Emmanuelle (Sylvia Kristel) has taken a ship back to her husband in Hong Kong, but things have not gone as planned, for she had booked a first class cabin, or at least she thought she had, yet on boarding the vessel she finds that there is a problem and she is not going to get what she wanted. She has actually been relegated to the women's room of the ship, where all the females sleep communally, and one of the other women there is in the same position, and not happy either. Emmanuelle goes to make a call to her husband Jean (Umberto Orsini) but is propositioned by the radio operator - she didn't want that, so will nothing brighten up the voyage?
Well, it's the sequel to Emmanuelle, one of the biggest hits of the nineteen-seventies, so you can be sure she'll think of something. That something happens when she awakes in those quarters in the middle of a very hot night and finds the blonde woman next to her can't sleep either, so after sharing her first sexual encounter with our girl (about how she was sexually assaulted by her schoolgirl classmates but had an orgasm anyway - tasteful) she and Emmanuelle make better use of their time as they have a steamy encounter amid the sleeping ladies. All this was presumably to illustrate how the titular character was no longer about to lie back and have things done to her.
Nope, this time she was the proactive one, instigating the sexual exploration as her husband has taught her, and seeing as how she doesn't need to work for a living she has plenty of time to seek the perfectly fulfilling sex act with men and women alike. Once back in Hong Kong, she meets her husband's new propeller-wielding pal Christopher (Frédéric Lagache) while he's in the bath in their lavish home (these films liked to rub the viewer's nose in the abundance of wealth these folks revelled in) and is soon going shopping with him. This trip naturally ends up with him watching as she is sent into ecstasy by acupuncture needles in her nipples in an extremely forward example of getting familiar with Chris.
Nobody gets too embarrassed here, not even the ballet student Emmanuelle sets her sights on claiming for seduction by she and Jean, one Anna-Maria (Catherine Rivet), who is blonde rather than brunette like our heroine, for variety. To whip her into shape, she takes Anna-Maria and her hubby for a full body massage, which appears to entail lying on a mat while an Asian woman rubs her soapy self all over you - and, again, nobody thinks this is a bit off, they simply go with it in an instance of how this series presented the exoticism of non-European climes as the ultimate in potential eroticism.
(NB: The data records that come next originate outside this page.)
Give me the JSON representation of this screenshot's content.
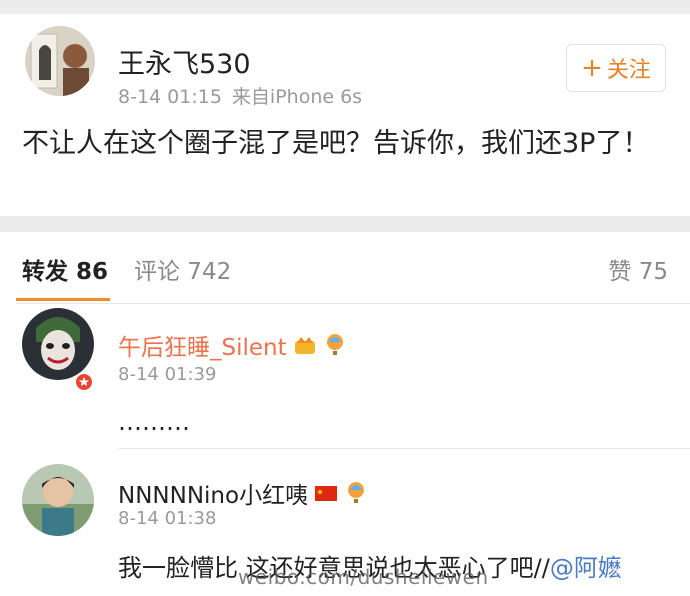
{
  "post": {
    "author": "王永飞530",
    "time": "8-14 01:15",
    "source": "来自iPhone 6s",
    "follow_label": "关注",
    "text": "不让人在这个圈子混了是吧？告诉你，我们还3P了！"
  },
  "tabs": {
    "repost": "转发 86",
    "comment": "评论 742",
    "like": "赞 75"
  },
  "comments": [
    {
      "name": "午后狂睡_Silent",
      "time": "8-14 01:39",
      "text": "………"
    },
    {
      "name": "NNNNNino小红咦",
      "time": "8-14 01:38",
      "text": "我一脸懵比 这还好意思说也太恶心了吧//",
      "mention": "@阿嬷"
    }
  ],
  "watermark": "weibo.com/dusheliewen"
}
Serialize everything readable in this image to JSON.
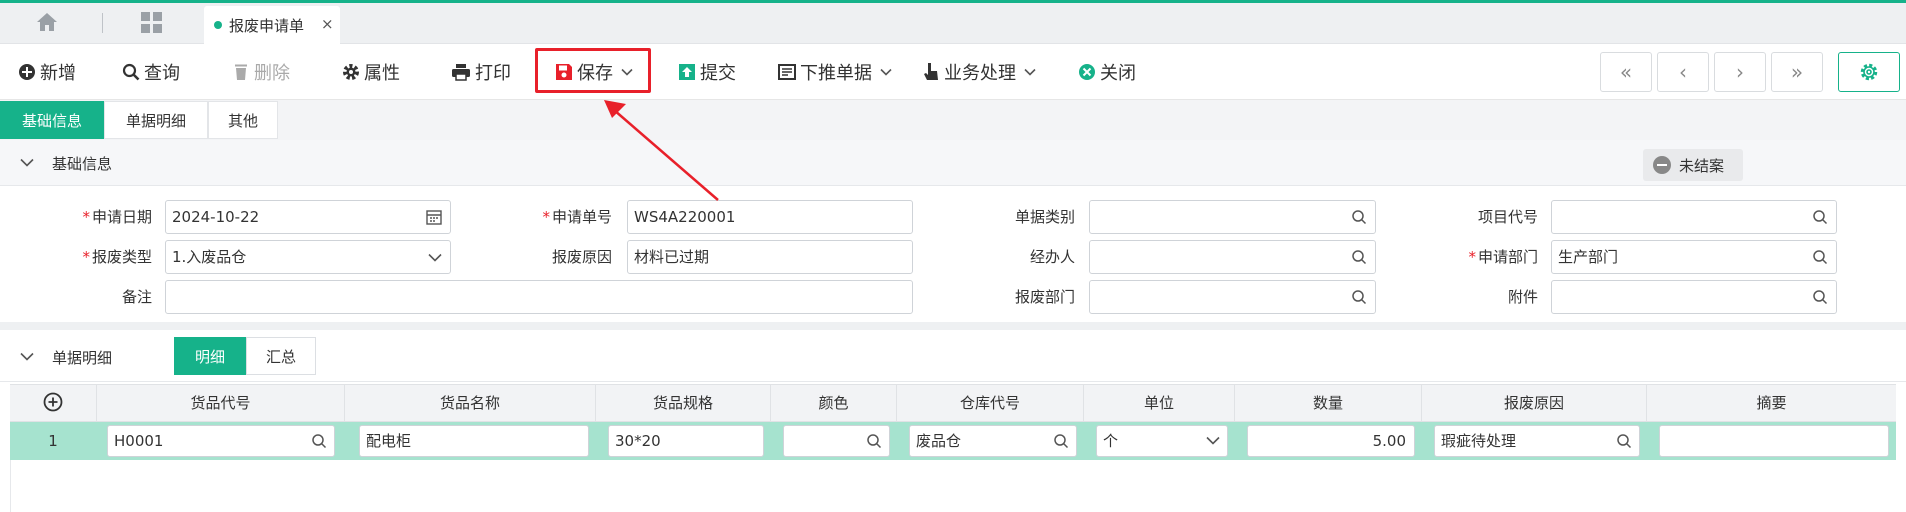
{
  "tabbar": {
    "doc_tab_label": "报废申请单",
    "doc_tab_close": "×"
  },
  "toolbar": {
    "add": "新增",
    "query": "查询",
    "delete": "删除",
    "properties": "属性",
    "print": "打印",
    "save": "保存",
    "submit": "提交",
    "push_down": "下推单据",
    "business": "业务处理",
    "close": "关闭",
    "nav": {
      "first": "«",
      "prev": "‹",
      "next": "›",
      "last": "»"
    }
  },
  "section_tabs": [
    "基础信息",
    "单据明细",
    "其他"
  ],
  "basic": {
    "title": "基础信息",
    "status": "未结案",
    "labels": {
      "apply_date": "申请日期",
      "apply_no": "申请单号",
      "doc_category": "单据类别",
      "project_code": "项目代号",
      "scrap_type": "报废类型",
      "scrap_reason": "报废原因",
      "handler": "经办人",
      "apply_dept": "申请部门",
      "remark": "备注",
      "scrap_dept": "报废部门",
      "attachment": "附件"
    },
    "values": {
      "apply_date": "2024-10-22",
      "apply_no": "WS4A220001",
      "doc_category": "",
      "project_code": "",
      "scrap_type": "1.入废品仓",
      "scrap_reason": "材料已过期",
      "handler": "",
      "apply_dept": "生产部门",
      "remark": "",
      "scrap_dept": "",
      "attachment": ""
    }
  },
  "detail": {
    "title": "单据明细",
    "views": [
      "明细",
      "汇总"
    ],
    "columns": [
      "货品代号",
      "货品名称",
      "货品规格",
      "颜色",
      "仓库代号",
      "单位",
      "数量",
      "报废原因",
      "摘要"
    ],
    "rows": [
      {
        "no": "1",
        "code": "H0001",
        "name": "配电柜",
        "spec": "30*20",
        "color": "",
        "warehouse": "废品仓",
        "unit": "个",
        "qty": "5.00",
        "reason": "瑕疵待处理",
        "summary": ""
      }
    ]
  },
  "colors": {
    "accent": "#16b28a",
    "highlight": "#e8202a",
    "row_selected": "#a6e3cf"
  }
}
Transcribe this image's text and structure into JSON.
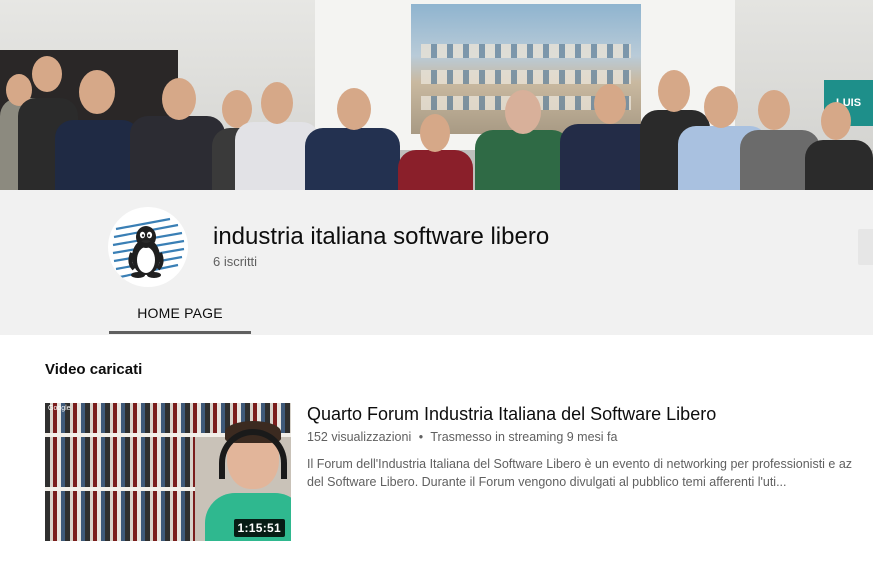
{
  "colors": {
    "header_bg": "#f1f1f1",
    "content_bg": "#ffffff",
    "text_primary": "#0d0d0d",
    "text_secondary": "#606060",
    "tab_underline": "#606060",
    "duration_bg": "#000000",
    "avatar_logo_blue": "#3a7fb5"
  },
  "banner": {
    "sign_text": "LUIS"
  },
  "channel": {
    "name": "industria italiana software libero",
    "subscribers": "6 iscritti",
    "avatar_icon": "tux-penguin-icon"
  },
  "tabs": [
    {
      "label": "HOME PAGE",
      "selected": true
    }
  ],
  "section": {
    "title": "Video caricati"
  },
  "video": {
    "title": "Quarto Forum Industria Italiana del Software Libero",
    "views": "152 visualizzazioni",
    "separator": "•",
    "streamed": "Trasmesso in streaming 9 mesi fa",
    "description_line1": "Il Forum dell'Industria Italiana del Software Libero è un evento di networking per professionisti e az",
    "description_line2": "del Software Libero. Durante il Forum vengono divulgati al pubblico temi afferenti l'uti...",
    "duration": "1:15:51",
    "thumb_corner_text": "Google"
  }
}
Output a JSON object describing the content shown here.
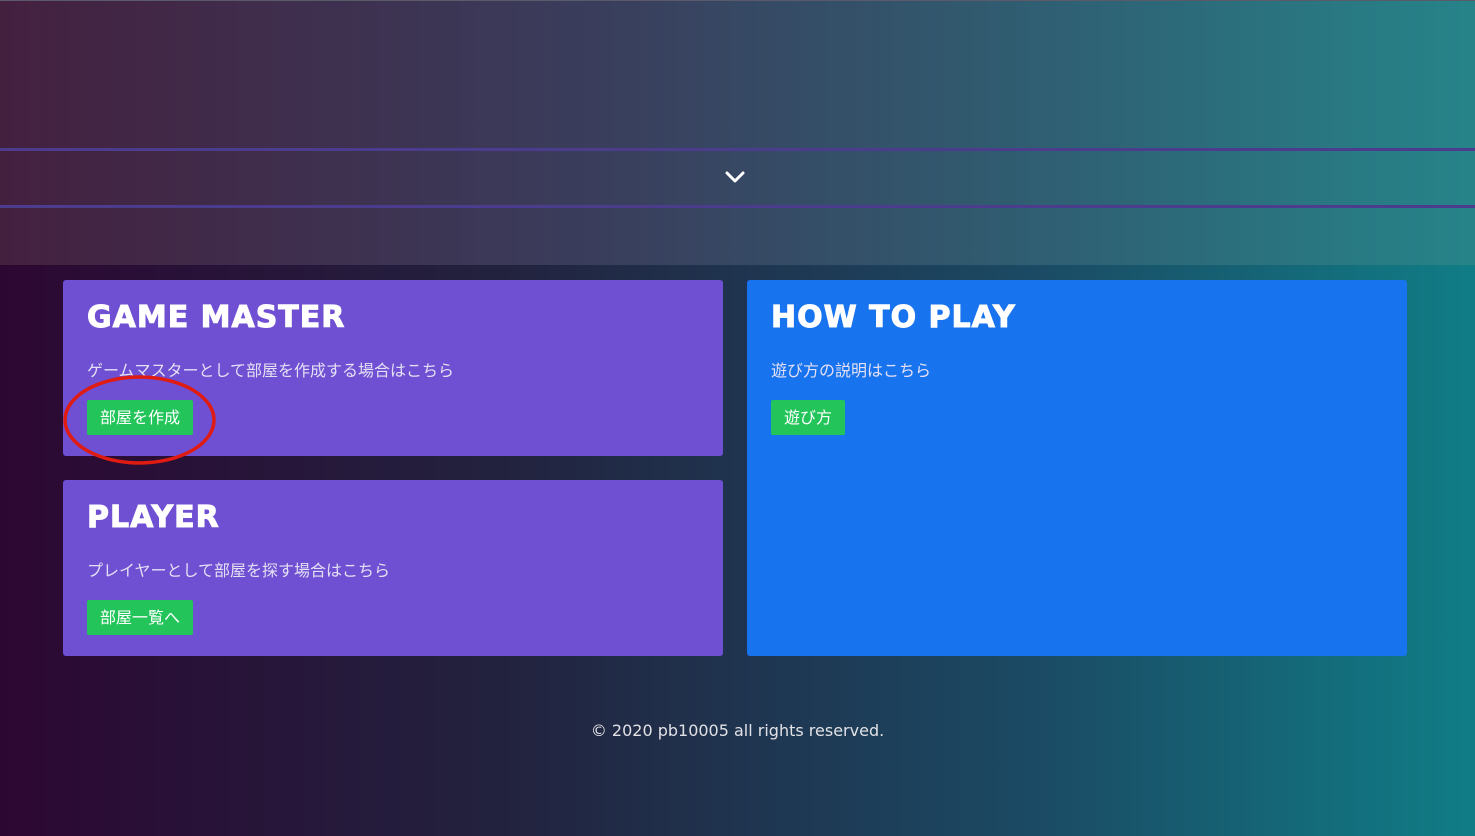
{
  "hero": {
    "scroll_icon": "chevron-down-icon"
  },
  "cards": {
    "game_master": {
      "title": "GAME MASTER",
      "description": "ゲームマスターとして部屋を作成する場合はこちら",
      "button_label": "部屋を作成"
    },
    "player": {
      "title": "PLAYER",
      "description": "プレイヤーとして部屋を探す場合はこちら",
      "button_label": "部屋一覧へ"
    },
    "how_to_play": {
      "title": "HOW TO PLAY",
      "description": "遊び方の説明はこちら",
      "button_label": "遊び方"
    }
  },
  "footer": {
    "copyright": "© 2020 pb10005 all rights reserved."
  },
  "colors": {
    "card_purple": "#6f4fd2",
    "card_blue": "#1873ee",
    "button_green": "#23c55b",
    "annotation_red": "#e01b12"
  }
}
Notable was that one of the massagers was played by Laura Gemser, who would soon be taking up the mantle of Black Emanuelle in her own series of movies, which if anything would wind up far sleazier than the franchise that inspired them.
As Emmanuelle was more of a go-getter this time around, it was clear that all the screenwriters had done was more or less take the original script and make Emmanuelle into the experienced seducer and put other characters in her place, for a variation. It was not really a case of her being the corrupted turned corruptor, as she was portrayed as having her life thoroughly enhanced by her experiences and there was something almost zen about the way she found spiritual enlightenment through the pleasures of the flesh, appropriate to the East Asian location of which we were given ample travelogue footage in between the sex scenes. The plot was insultingly basic, but who watched these for the plot? They were pure sexual fantasy fuel and any glancing acknowledgement of reality was by no means by design, more accidental than anything else, with events leading up to what could best be described as a predictable climax where (spoiler!) Anna-Maria shags both the happy couple at once. Richard Curtis was a fan, or so he says. Music by Francis Lai.